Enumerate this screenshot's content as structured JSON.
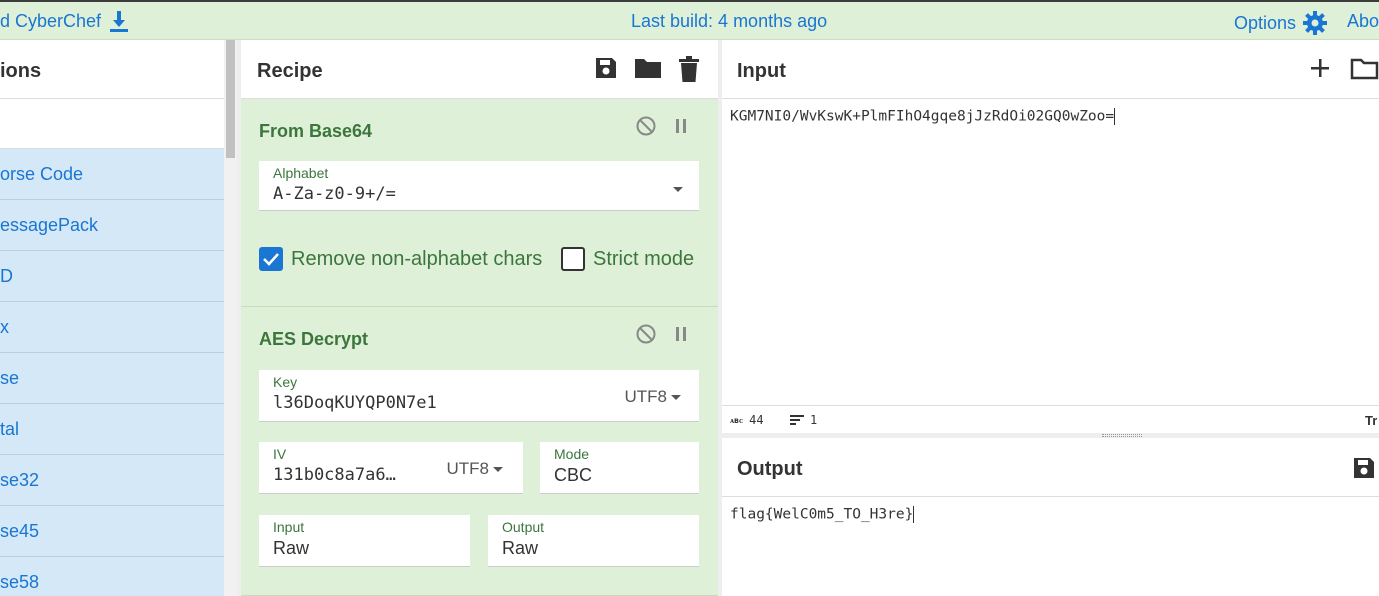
{
  "banner": {
    "download_label": "d CyberChef",
    "last_build": "Last build: 4 months ago",
    "options_label": "Options",
    "about_label": "Abo"
  },
  "operations": {
    "title": "ions",
    "items": [
      "orse Code",
      "essagePack",
      "D",
      "x",
      "se",
      "tal",
      "se32",
      "se45",
      "se58"
    ]
  },
  "recipe": {
    "title": "Recipe",
    "from_base64": {
      "title": "From Base64",
      "alphabet_label": "Alphabet",
      "alphabet_value": "A-Za-z0-9+/=",
      "remove_nonalpha_label": "Remove non-alphabet chars",
      "strict_mode_label": "Strict mode"
    },
    "aes_decrypt": {
      "title": "AES Decrypt",
      "key_label": "Key",
      "key_value": "l36DoqKUYQP0N7e1",
      "key_encoding": "UTF8",
      "iv_label": "IV",
      "iv_value": "131b0c8a7a6…",
      "iv_encoding": "UTF8",
      "mode_label": "Mode",
      "mode_value": "CBC",
      "input_label": "Input",
      "input_value": "Raw",
      "output_label": "Output",
      "output_value": "Raw"
    }
  },
  "input": {
    "title": "Input",
    "text": "KGM7NI0/WvKswK+PlmFIhO4gqe8jJzRdOi02GQ0wZoo=",
    "char_count": "44",
    "line_count": "1",
    "status_right": "Tr"
  },
  "output": {
    "title": "Output",
    "text": "flag{WelC0m5_TO_H3re}"
  },
  "colors": {
    "banner_bg": "#dff0d8",
    "link_blue": "#1976d2",
    "op_bg": "#dff0d8",
    "op_title_green": "#3c763d",
    "ops_list_bg": "#d4e8f7"
  }
}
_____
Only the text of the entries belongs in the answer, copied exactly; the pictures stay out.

— WRITTEN RESPONSE —
Enumerate this screenshot's content as structured JSON.
{
  "banner": {
    "download_label": "d CyberChef",
    "last_build": "Last build: 4 months ago",
    "options_label": "Options",
    "about_label": "Abo"
  },
  "operations": {
    "title": "ions",
    "items": [
      "orse Code",
      "essagePack",
      "D",
      "x",
      "se",
      "tal",
      "se32",
      "se45",
      "se58"
    ]
  },
  "recipe": {
    "title": "Recipe",
    "from_base64": {
      "title": "From Base64",
      "alphabet_label": "Alphabet",
      "alphabet_value": "A-Za-z0-9+/=",
      "remove_nonalpha_label": "Remove non-alphabet chars",
      "strict_mode_label": "Strict mode"
    },
    "aes_decrypt": {
      "title": "AES Decrypt",
      "key_label": "Key",
      "key_value": "l36DoqKUYQP0N7e1",
      "key_encoding": "UTF8",
      "iv_label": "IV",
      "iv_value": "131b0c8a7a6…",
      "iv_encoding": "UTF8",
      "mode_label": "Mode",
      "mode_value": "CBC",
      "input_label": "Input",
      "input_value": "Raw",
      "output_label": "Output",
      "output_value": "Raw"
    }
  },
  "input": {
    "title": "Input",
    "text": "KGM7NI0/WvKswK+PlmFIhO4gqe8jJzRdOi02GQ0wZoo=",
    "char_count": "44",
    "line_count": "1",
    "status_right": "Tr"
  },
  "output": {
    "title": "Output",
    "text": "flag{WelC0m5_TO_H3re}"
  },
  "colors": {
    "banner_bg": "#dff0d8",
    "link_blue": "#1976d2",
    "op_bg": "#dff0d8",
    "op_title_green": "#3c763d",
    "ops_list_bg": "#d4e8f7"
  }
}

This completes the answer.